Your objective →
The exercise asks for every line of the data to be reproduced exactly.

Data for the task →
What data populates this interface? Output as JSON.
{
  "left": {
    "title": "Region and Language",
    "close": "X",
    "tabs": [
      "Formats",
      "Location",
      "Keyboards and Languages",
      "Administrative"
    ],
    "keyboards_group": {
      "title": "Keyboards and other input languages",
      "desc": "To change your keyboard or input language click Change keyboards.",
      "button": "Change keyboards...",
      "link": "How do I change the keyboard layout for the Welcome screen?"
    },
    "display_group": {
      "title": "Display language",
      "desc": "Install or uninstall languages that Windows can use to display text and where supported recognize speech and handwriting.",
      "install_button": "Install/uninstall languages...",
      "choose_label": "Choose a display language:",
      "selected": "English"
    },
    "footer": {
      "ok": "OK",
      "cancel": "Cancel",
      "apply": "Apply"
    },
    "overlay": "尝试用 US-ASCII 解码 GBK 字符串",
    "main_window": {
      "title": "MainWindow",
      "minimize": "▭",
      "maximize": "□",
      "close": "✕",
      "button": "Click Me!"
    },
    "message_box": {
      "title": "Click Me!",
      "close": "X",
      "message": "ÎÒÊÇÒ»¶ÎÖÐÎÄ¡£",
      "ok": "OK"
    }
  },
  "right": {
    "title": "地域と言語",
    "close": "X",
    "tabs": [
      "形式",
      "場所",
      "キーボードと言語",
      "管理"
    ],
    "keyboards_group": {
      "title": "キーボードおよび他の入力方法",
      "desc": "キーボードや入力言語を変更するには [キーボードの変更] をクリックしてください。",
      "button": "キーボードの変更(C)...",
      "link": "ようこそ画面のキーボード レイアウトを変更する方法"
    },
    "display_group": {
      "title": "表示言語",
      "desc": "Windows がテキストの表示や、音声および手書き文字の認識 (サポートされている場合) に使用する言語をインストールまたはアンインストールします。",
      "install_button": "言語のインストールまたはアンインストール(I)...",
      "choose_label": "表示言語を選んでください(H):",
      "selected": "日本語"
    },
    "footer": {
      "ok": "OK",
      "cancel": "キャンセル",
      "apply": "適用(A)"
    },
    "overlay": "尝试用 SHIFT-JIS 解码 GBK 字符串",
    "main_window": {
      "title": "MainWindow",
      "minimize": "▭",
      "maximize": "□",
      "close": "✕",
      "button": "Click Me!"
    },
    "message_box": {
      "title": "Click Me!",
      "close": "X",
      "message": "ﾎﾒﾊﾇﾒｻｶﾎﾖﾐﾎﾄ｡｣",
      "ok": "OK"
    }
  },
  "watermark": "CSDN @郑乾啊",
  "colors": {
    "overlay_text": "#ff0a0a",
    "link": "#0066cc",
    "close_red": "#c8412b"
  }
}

Response →
What data populates this interface? Output as JSON.
{
  "left": {
    "title": "Region and Language",
    "close": "X",
    "tabs": [
      "Formats",
      "Location",
      "Keyboards and Languages",
      "Administrative"
    ],
    "keyboards_group": {
      "title": "Keyboards and other input languages",
      "desc": "To change your keyboard or input language click Change keyboards.",
      "button": "Change keyboards...",
      "link": "How do I change the keyboard layout for the Welcome screen?"
    },
    "display_group": {
      "title": "Display language",
      "desc": "Install or uninstall languages that Windows can use to display text and where supported recognize speech and handwriting.",
      "install_button": "Install/uninstall languages...",
      "choose_label": "Choose a display language:",
      "selected": "English"
    },
    "footer": {
      "ok": "OK",
      "cancel": "Cancel",
      "apply": "Apply"
    },
    "overlay": "尝试用 US-ASCII 解码 GBK 字符串",
    "main_window": {
      "title": "MainWindow",
      "minimize": "▭",
      "maximize": "□",
      "close": "✕",
      "button": "Click Me!"
    },
    "message_box": {
      "title": "Click Me!",
      "close": "X",
      "message": "ÎÒÊÇÒ»¶ÎÖÐÎÄ¡£",
      "ok": "OK"
    }
  },
  "right": {
    "title": "地域と言語",
    "close": "X",
    "tabs": [
      "形式",
      "場所",
      "キーボードと言語",
      "管理"
    ],
    "keyboards_group": {
      "title": "キーボードおよび他の入力方法",
      "desc": "キーボードや入力言語を変更するには [キーボードの変更] をクリックしてください。",
      "button": "キーボードの変更(C)...",
      "link": "ようこそ画面のキーボード レイアウトを変更する方法"
    },
    "display_group": {
      "title": "表示言語",
      "desc": "Windows がテキストの表示や、音声および手書き文字の認識 (サポートされている場合) に使用する言語をインストールまたはアンインストールします。",
      "install_button": "言語のインストールまたはアンインストール(I)...",
      "choose_label": "表示言語を選んでください(H):",
      "selected": "日本語"
    },
    "footer": {
      "ok": "OK",
      "cancel": "キャンセル",
      "apply": "適用(A)"
    },
    "overlay": "尝试用 SHIFT-JIS 解码 GBK 字符串",
    "main_window": {
      "title": "MainWindow",
      "minimize": "▭",
      "maximize": "□",
      "close": "✕",
      "button": "Click Me!"
    },
    "message_box": {
      "title": "Click Me!",
      "close": "X",
      "message": "ﾎﾒﾊﾇﾒｻｶﾎﾖﾐﾎﾄ｡｣",
      "ok": "OK"
    }
  },
  "watermark": "CSDN @郑乾啊",
  "colors": {
    "overlay_text": "#ff0a0a",
    "link": "#0066cc",
    "close_red": "#c8412b"
  }
}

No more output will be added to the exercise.